* Work to be completed: Type the records that follow again exactly as written, but drop the pictures.
[[ Entries shown open ]]
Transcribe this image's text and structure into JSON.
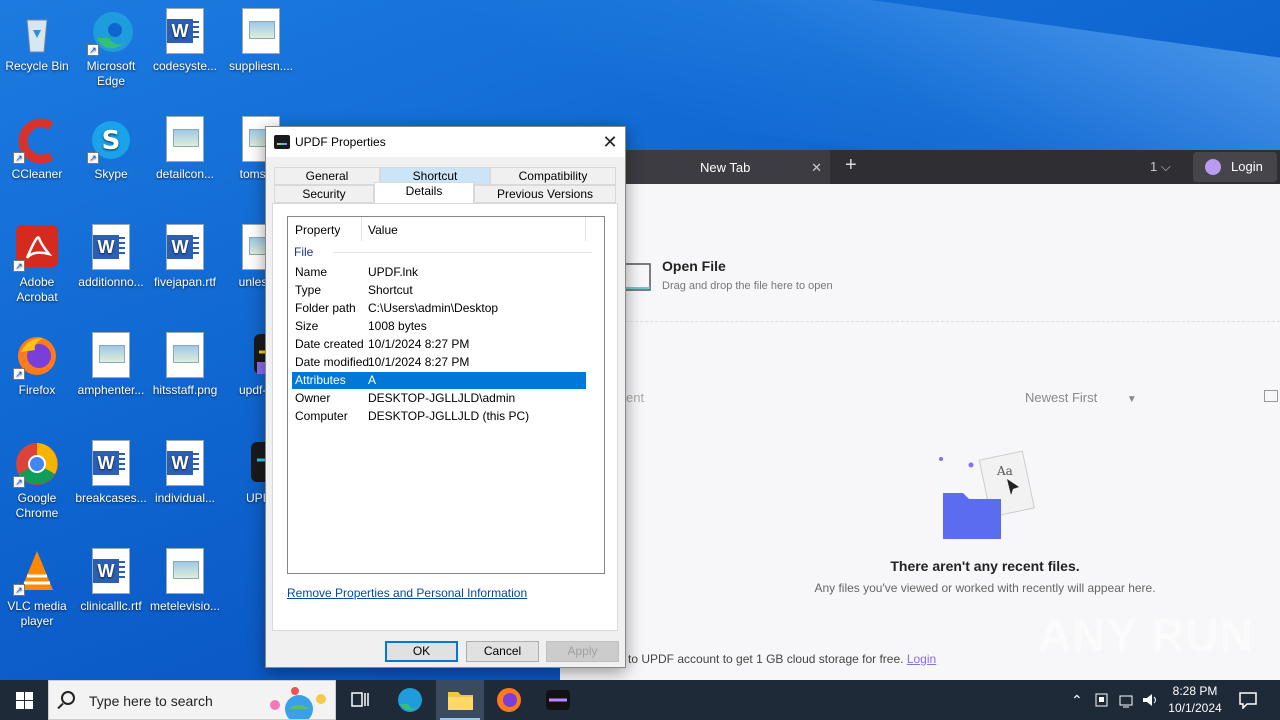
{
  "desktop": {
    "icons": [
      {
        "label": "Recycle Bin"
      },
      {
        "label": "Microsoft Edge"
      },
      {
        "label": "codesyste..."
      },
      {
        "label": "suppliesn...."
      },
      {
        "label": "CCleaner"
      },
      {
        "label": "Skype"
      },
      {
        "label": "detailcon..."
      },
      {
        "label": "tomse..."
      },
      {
        "label": "Adobe Acrobat"
      },
      {
        "label": "additionno..."
      },
      {
        "label": "fivejapan.rtf"
      },
      {
        "label": "unless..."
      },
      {
        "label": "Firefox"
      },
      {
        "label": "amphenter..."
      },
      {
        "label": "hitsstaff.png"
      },
      {
        "label": "updf-9..."
      },
      {
        "label": "Google Chrome"
      },
      {
        "label": "breakcases..."
      },
      {
        "label": "individual..."
      },
      {
        "label": "UPI..."
      },
      {
        "label": "VLC media player"
      },
      {
        "label": "clinicalllc.rtf"
      },
      {
        "label": "metelevisio..."
      }
    ]
  },
  "updf_window": {
    "tab_title": "New Tab",
    "tab_close": "✕",
    "new_tab": "+",
    "tab_count": "1",
    "login_label": "Login",
    "open_file_title": "Open File",
    "open_file_subtitle": "Drag and drop the file here to open",
    "recent_partial": "ent",
    "sort_label": "Newest First",
    "empty_title": "There aren't any recent files.",
    "empty_subtitle": "Any files you've viewed or worked with recently will appear here.",
    "promo_text": "n to UPDF account to get 1 GB cloud storage for free.",
    "promo_link": "Login"
  },
  "watermark": "ANY RUN",
  "dialog": {
    "title": "UPDF Properties",
    "tabs_row1": [
      "General",
      "Shortcut",
      "Compatibility"
    ],
    "tabs_row2": [
      "Security",
      "Details",
      "Previous Versions"
    ],
    "active_tab": "Details",
    "columns": [
      "Property",
      "Value"
    ],
    "group": "File",
    "properties": [
      {
        "k": "Name",
        "v": "UPDF.lnk"
      },
      {
        "k": "Type",
        "v": "Shortcut"
      },
      {
        "k": "Folder path",
        "v": "C:\\Users\\admin\\Desktop"
      },
      {
        "k": "Size",
        "v": "1008 bytes"
      },
      {
        "k": "Date created",
        "v": "10/1/2024 8:27 PM"
      },
      {
        "k": "Date modified",
        "v": "10/1/2024 8:27 PM"
      },
      {
        "k": "Attributes",
        "v": "A"
      },
      {
        "k": "Owner",
        "v": "DESKTOP-JGLLJLD\\admin"
      },
      {
        "k": "Computer",
        "v": "DESKTOP-JGLLJLD (this PC)"
      }
    ],
    "selected_row": "Attributes",
    "remove_link": "Remove Properties and Personal Information",
    "buttons": {
      "ok": "OK",
      "cancel": "Cancel",
      "apply": "Apply"
    }
  },
  "taskbar": {
    "search_placeholder": "Type here to search",
    "time": "8:28 PM",
    "date": "10/1/2024"
  },
  "colors": {
    "desktop_blue": "#0f66d0",
    "selection": "#0078d7",
    "taskbar": "#1f2a38"
  }
}
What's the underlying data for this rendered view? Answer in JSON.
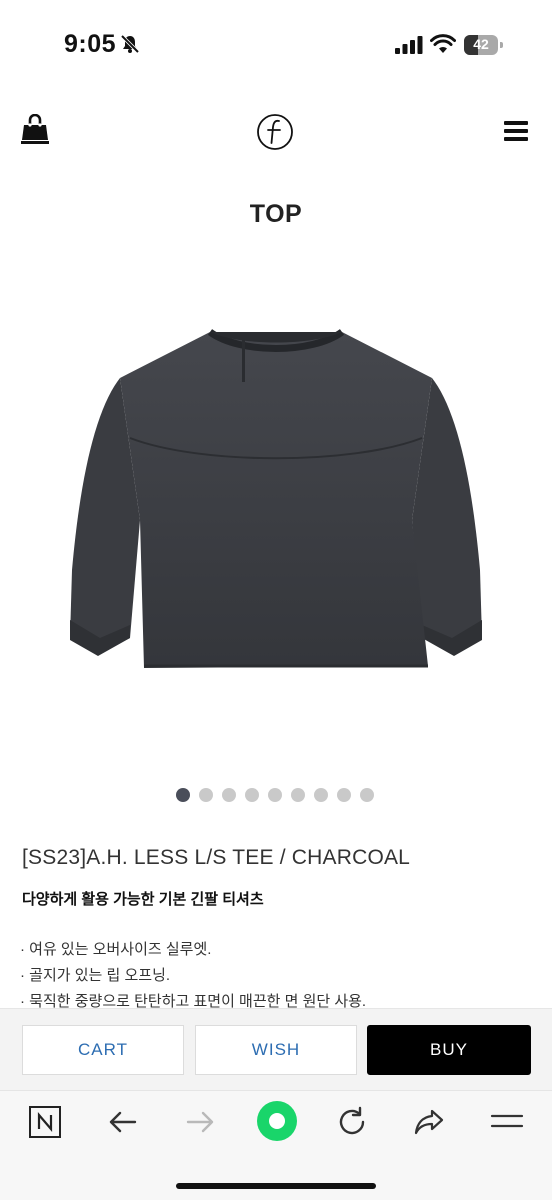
{
  "status_bar": {
    "time": "9:05",
    "battery_level": "42",
    "battery_fraction": 0.42,
    "icons": [
      "bell-slash-icon",
      "signal-icon",
      "wifi-icon",
      "battery-icon"
    ]
  },
  "header": {
    "icons": [
      "shopping-bag-icon",
      "brand-logo-icon",
      "hamburger-menu-icon"
    ]
  },
  "page": {
    "title": "TOP"
  },
  "gallery": {
    "image": "charcoal-long-sleeve-tee",
    "total_images": 9,
    "active_index": 0
  },
  "product": {
    "name": "[SS23]A.H. LESS L/S TEE / CHARCOAL",
    "subtitle": "다양하게 활용 가능한 기본 긴팔 티셔츠",
    "features": [
      "· 여유 있는 오버사이즈 실루엣.",
      "· 골지가 있는 립 오프닝.",
      "· 묵직한 중량으로 탄탄하고 표면이 매끈한 면 원단 사용."
    ]
  },
  "actions": {
    "cart_label": "CART",
    "wish_label": "WISH",
    "buy_label": "BUY"
  },
  "colors": {
    "accent_blue": "#2d6db2",
    "buy_bg": "#000000",
    "garment": "#3b3d42",
    "dot_active": "#4a4e5a",
    "dot_inactive": "#c9c9c9",
    "naver_green": "#19d56a"
  },
  "browser_toolbar": {
    "icons": [
      "naver-n-icon",
      "back-arrow-icon",
      "forward-arrow-icon",
      "green-dot-icon",
      "reload-icon",
      "share-icon",
      "menu-lines-icon"
    ]
  }
}
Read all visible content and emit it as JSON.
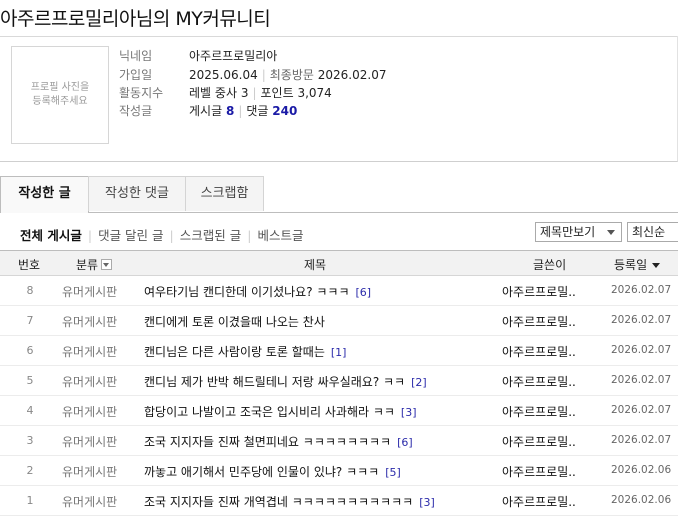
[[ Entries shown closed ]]
* Answer for this exercise:
Transcribe this image's text and structure into JSON.
{
  "desktop": {
    "icons": [
      {
        "label": "Recycle Bin"
      },
      {
        "label": "Microsoft Edge"
      },
      {
        "label": "codesyste..."
      },
      {
        "label": "suppliesn...."
      },
      {
        "label": "CCleaner"
      },
      {
        "label": "Skype"
      },
      {
        "label": "detailcon..."
      },
      {
        "label": "tomse..."
      },
      {
        "label": "Adobe Acrobat"
      },
      {
        "label": "additionno..."
      },
      {
        "label": "fivejapan.rtf"
      },
      {
        "label": "unless..."
      },
      {
        "label": "Firefox"
      },
      {
        "label": "amphenter..."
      },
      {
        "label": "hitsstaff.png"
      },
      {
        "label": "updf-9..."
      },
      {
        "label": "Google Chrome"
      },
      {
        "label": "breakcases..."
      },
      {
        "label": "individual..."
      },
      {
        "label": "UPI..."
      },
      {
        "label": "VLC media player"
      },
      {
        "label": "clinicalllc.rtf"
      },
      {
        "label": "metelevisio..."
      }
    ]
  },
  "updf_window": {
    "tab_title": "New Tab",
    "tab_close": "✕",
    "new_tab": "+",
    "tab_count": "1",
    "login_label": "Login",
    "open_file_title": "Open File",
    "open_file_subtitle": "Drag and drop the file here to open",
    "recent_partial": "ent",
    "sort_label": "Newest First",
    "empty_title": "There aren't any recent files.",
    "empty_subtitle": "Any files you've viewed or worked with recently will appear here.",
    "promo_text": "n to UPDF account to get 1 GB cloud storage for free.",
    "promo_link": "Login"
  },
  "watermark": "ANY RUN",
  "dialog": {
    "title": "UPDF Properties",
    "tabs_row1": [
      "General",
      "Shortcut",
      "Compatibility"
    ],
    "tabs_row2": [
      "Security",
      "Details",
      "Previous Versions"
    ],
    "active_tab": "Details",
    "columns": [
      "Property",
      "Value"
    ],
    "group": "File",
    "properties": [
      {
        "k": "Name",
        "v": "UPDF.lnk"
      },
      {
        "k": "Type",
        "v": "Shortcut"
      },
      {
        "k": "Folder path",
        "v": "C:\\Users\\admin\\Desktop"
      },
      {
        "k": "Size",
        "v": "1008 bytes"
      },
      {
        "k": "Date created",
        "v": "10/1/2024 8:27 PM"
      },
      {
        "k": "Date modified",
        "v": "10/1/2024 8:27 PM"
      },
      {
        "k": "Attributes",
        "v": "A"
      },
      {
        "k": "Owner",
        "v": "DESKTOP-JGLLJLD\\admin"
      },
      {
        "k": "Computer",
        "v": "DESKTOP-JGLLJLD (this PC)"
      }
    ],
    "selected_row": "Attributes",
    "remove_link": "Remove Properties and Personal Information",
    "buttons": {
      "ok": "OK",
      "cancel": "Cancel",
      "apply": "Apply"
    }
  },
  "taskbar": {
    "search_placeholder": "Type here to search",
    "time": "8:28 PM",
    "date": "10/1/2024"
  },
  "colors": {
    "desktop_blue": "#0f66d0",
    "selection": "#0078d7",
    "taskbar": "#1f2a38"
  }
}
What's the underlying data for this rendered view? Answer in JSON.
{
  "status_bar": {
    "time": "9:05",
    "battery_level": "42",
    "battery_fraction": 0.42,
    "icons": [
      "bell-slash-icon",
      "signal-icon",
      "wifi-icon",
      "battery-icon"
    ]
  },
  "header": {
    "icons": [
      "shopping-bag-icon",
      "brand-logo-icon",
      "hamburger-menu-icon"
    ]
  },
  "page": {
    "title": "TOP"
  },
  "gallery": {
    "image": "charcoal-long-sleeve-tee",
    "total_images": 9,
    "active_index": 0
  },
  "product": {
    "name": "[SS23]A.H. LESS L/S TEE / CHARCOAL",
    "subtitle": "다양하게 활용 가능한 기본 긴팔 티셔츠",
    "features": [
      "· 여유 있는 오버사이즈 실루엣.",
      "· 골지가 있는 립 오프닝.",
      "· 묵직한 중량으로 탄탄하고 표면이 매끈한 면 원단 사용."
    ]
  },
  "actions": {
    "cart_label": "CART",
    "wish_label": "WISH",
    "buy_label": "BUY"
  },
  "colors": {
    "accent_blue": "#2d6db2",
    "buy_bg": "#000000",
    "garment": "#3b3d42",
    "dot_active": "#4a4e5a",
    "dot_inactive": "#c9c9c9",
    "naver_green": "#19d56a"
  },
  "browser_toolbar": {
    "icons": [
      "naver-n-icon",
      "back-arrow-icon",
      "forward-arrow-icon",
      "green-dot-icon",
      "reload-icon",
      "share-icon",
      "menu-lines-icon"
    ]
  }
}
Read all visible content and emit it as JSON.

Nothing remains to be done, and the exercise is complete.